At a press conference today, there was a question that Scott Morrison refused to answer. He refused because the latest development in the sports rorts affair reflects very, very badly on him and his government. Also, because there is no good answer.
What the prime minster did not want to talk about is that the former minister for sport, Senator Bridget McKenzie, this morning threw someone under a bus.
In her first statement in several weeks, McKenzie more or less demonstrated that she is no longer willing to have her name dragged through the mud over the continuing scandal. She would be entitled to feel that she did the honourable thing by resigning. For some reason (yet to be determined), she has now decided that someone else should share the blame.
In Senate Estimates this week, it was revealed that on April 11 changes were made to the final list of sports grants recipients. McKenzie today wrote that she did not make any changes after April 4. The reason that this is a major problem for the government is that at the time McKenzie was the minister responsible. And if she wasn’t making the decisions, who was?
She didn’t say.
“I did not make any changes or annotations to this brief or its attachments after 4 April 2019,” she wrote. “My expectation was that the brief would be processed in a timely and appropriate manner. Nevertheless, changes were made and administrative errors occurred in processing the brief.”
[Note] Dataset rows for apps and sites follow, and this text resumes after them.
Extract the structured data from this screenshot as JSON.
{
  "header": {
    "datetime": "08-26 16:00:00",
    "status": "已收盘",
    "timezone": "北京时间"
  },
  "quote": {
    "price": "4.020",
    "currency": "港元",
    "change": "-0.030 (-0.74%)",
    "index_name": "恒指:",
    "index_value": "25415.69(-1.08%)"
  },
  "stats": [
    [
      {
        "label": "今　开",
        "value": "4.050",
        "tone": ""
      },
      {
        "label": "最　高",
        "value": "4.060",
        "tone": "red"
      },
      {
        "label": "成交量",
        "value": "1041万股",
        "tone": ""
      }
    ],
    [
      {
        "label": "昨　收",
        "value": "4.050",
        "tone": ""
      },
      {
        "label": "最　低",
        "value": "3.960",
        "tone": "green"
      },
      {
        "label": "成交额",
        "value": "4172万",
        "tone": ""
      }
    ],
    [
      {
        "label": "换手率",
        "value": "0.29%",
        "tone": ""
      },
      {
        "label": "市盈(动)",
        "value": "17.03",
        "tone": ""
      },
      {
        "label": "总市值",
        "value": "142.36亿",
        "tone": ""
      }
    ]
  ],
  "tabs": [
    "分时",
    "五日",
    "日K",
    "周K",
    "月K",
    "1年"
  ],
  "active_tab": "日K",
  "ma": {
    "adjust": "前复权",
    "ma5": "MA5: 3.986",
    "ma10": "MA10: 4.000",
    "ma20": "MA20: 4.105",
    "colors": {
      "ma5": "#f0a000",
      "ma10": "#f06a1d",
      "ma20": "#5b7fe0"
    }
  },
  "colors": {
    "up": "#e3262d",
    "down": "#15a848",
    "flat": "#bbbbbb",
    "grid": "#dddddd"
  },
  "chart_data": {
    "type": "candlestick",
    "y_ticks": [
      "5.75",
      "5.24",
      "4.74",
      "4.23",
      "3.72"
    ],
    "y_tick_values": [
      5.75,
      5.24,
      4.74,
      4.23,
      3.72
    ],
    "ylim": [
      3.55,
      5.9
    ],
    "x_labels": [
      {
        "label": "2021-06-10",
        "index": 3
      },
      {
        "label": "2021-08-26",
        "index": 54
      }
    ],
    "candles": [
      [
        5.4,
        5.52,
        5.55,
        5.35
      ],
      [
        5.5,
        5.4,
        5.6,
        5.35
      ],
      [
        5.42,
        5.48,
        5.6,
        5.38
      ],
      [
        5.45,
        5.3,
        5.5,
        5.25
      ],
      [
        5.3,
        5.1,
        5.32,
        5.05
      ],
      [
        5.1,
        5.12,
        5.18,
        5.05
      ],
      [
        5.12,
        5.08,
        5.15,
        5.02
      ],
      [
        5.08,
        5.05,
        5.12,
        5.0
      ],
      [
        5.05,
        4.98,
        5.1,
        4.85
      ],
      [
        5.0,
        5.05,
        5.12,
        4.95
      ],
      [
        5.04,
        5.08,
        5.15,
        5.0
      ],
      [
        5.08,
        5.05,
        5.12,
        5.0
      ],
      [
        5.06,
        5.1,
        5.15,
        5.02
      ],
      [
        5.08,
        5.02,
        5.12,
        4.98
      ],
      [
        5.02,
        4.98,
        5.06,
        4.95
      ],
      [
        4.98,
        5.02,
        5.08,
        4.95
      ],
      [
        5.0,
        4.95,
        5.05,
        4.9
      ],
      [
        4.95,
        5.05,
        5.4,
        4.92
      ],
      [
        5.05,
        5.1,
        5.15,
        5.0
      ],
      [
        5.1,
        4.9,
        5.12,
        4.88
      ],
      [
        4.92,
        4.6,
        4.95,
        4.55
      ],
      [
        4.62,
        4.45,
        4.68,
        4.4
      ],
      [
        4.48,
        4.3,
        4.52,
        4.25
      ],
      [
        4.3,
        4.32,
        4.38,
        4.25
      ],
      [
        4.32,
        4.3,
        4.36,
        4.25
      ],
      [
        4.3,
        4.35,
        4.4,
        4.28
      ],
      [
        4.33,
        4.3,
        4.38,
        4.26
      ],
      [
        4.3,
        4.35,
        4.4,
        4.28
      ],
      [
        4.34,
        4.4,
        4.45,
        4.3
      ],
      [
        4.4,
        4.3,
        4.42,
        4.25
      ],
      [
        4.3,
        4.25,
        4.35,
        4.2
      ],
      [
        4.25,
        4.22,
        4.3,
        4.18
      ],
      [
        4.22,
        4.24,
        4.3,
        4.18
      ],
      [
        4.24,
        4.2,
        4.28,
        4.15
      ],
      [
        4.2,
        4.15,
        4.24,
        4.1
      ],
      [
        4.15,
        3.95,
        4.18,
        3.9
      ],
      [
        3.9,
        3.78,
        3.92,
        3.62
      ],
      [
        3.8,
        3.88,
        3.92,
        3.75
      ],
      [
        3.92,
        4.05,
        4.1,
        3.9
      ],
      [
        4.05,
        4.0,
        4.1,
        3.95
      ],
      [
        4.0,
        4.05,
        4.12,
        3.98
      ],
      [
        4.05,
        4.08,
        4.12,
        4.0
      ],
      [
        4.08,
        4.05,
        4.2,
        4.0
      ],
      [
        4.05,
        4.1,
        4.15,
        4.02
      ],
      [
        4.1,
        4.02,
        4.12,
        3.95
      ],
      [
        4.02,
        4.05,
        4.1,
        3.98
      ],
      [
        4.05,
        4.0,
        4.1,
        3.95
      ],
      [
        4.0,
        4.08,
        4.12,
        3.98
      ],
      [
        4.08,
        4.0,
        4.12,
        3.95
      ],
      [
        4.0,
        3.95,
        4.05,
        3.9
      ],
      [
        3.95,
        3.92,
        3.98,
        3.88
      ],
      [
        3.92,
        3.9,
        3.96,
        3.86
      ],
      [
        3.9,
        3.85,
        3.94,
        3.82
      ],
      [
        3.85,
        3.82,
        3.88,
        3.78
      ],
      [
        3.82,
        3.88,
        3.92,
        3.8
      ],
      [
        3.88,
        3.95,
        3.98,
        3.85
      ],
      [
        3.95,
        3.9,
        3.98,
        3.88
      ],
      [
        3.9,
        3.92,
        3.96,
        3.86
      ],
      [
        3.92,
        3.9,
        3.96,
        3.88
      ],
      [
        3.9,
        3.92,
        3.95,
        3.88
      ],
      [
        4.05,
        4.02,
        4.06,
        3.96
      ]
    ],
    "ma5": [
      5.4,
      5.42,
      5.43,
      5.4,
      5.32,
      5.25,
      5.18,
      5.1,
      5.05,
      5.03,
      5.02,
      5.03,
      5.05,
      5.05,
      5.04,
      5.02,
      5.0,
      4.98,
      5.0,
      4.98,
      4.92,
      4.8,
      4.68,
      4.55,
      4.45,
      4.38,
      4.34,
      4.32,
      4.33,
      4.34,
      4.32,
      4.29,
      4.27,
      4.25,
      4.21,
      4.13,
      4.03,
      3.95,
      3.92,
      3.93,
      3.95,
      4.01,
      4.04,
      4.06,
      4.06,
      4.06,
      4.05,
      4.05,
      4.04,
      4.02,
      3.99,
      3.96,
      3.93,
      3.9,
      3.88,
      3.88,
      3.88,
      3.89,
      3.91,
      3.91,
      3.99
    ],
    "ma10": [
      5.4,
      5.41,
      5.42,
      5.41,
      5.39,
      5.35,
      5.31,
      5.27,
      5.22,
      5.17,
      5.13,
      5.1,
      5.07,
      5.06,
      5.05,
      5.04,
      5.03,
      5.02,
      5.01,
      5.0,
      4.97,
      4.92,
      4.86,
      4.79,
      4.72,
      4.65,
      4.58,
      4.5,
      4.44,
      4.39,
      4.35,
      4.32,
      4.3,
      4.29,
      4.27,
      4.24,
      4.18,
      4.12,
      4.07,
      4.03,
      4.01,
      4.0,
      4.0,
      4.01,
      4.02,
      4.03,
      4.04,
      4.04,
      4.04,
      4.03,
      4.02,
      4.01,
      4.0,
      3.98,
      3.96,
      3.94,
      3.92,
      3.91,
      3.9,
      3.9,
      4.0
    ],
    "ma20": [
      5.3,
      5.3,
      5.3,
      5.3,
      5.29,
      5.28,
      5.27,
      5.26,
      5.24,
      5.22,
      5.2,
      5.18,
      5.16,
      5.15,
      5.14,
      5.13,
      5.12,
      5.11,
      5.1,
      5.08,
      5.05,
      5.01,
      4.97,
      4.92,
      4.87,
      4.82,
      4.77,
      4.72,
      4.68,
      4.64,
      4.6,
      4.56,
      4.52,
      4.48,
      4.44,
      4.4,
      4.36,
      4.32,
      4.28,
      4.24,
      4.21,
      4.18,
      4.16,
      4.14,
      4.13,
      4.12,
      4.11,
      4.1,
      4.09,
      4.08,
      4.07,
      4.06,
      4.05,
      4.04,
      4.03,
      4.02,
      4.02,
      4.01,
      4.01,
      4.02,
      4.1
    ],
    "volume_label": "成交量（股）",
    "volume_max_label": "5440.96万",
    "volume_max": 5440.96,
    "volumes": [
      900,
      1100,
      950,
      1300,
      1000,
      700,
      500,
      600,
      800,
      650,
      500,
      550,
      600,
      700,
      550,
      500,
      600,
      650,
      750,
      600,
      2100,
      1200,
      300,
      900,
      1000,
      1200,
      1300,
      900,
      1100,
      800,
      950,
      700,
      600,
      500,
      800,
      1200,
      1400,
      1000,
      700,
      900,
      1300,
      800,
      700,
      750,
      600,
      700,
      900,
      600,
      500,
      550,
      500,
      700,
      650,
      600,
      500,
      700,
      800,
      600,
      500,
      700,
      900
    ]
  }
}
The issue now is not just that funds were allocated according to the political objectives of the government, or that the corrupted process involved the prime minister’s office. Or even that some of the projects were ineligible, according to grant guidelines. It has also moved beyond the fact that public monies were being spent according to these political objectives while the caretaker conventions were supposed to apply. The biggest issue now is that we have a minister admitting that while she was legally responsible, she had nothing to do with decisions that were made in her name.
If we accept McKenzie’s statement, the only possible explanations for what occurred on April 11 are these: that someone in her office was independently making changes in her name without her approval; or that the prime minister’s office was dictating these changes.
Morrison, it should be recalled, has regularly sought to distance himself and his office from the controversy, insisting that McKenzie was the sole decision-maker. But given that there were more than 100 emails between the prime minister’s office and McKenzie’s office (and who knows how many phone calls, text messages etc.); and that the prime minister’s office was coordinating the colour-coding of spreadsheets according to political objectives, Morrison’s assertion is, to put it mildly, unlikely to be absolutely truthful.
Given, too, that the PM’s office made direct requests to McKenzie’s office about which projects should be on the final list of grant recipients, on April 11, as Audit Office executive Brian Boyd told Senate Estimates, it’s safe to conclude that the person thrown under a bus by McKenzie this morning was… Scott Morrison.
The reason this is a major problem for Morrison, perhaps more so than everything else, is this: if the legal authority to disburse this Commonwealth money resided with McKenzie and Sport Australia, then another party dictating where this money was to be spent would, according to the relevant Act, be doing it unlawfully.
What’s more, the prime minister then recruited a public servant, the head of his own department, Philip Gaetjens, into an effort to cover it all up. (Gaetjens’ report, which unsurprisingly exonerated the prime minister, is yet to be made public.)
To be blunt, it’s likely that the prime minister’s office unlawfully directed the spending of millions of public dollars in a corrupted scheme to help boost his chances of re-election. Then tried to cover it up. It’s little wonder he doesn’t want to talk about it.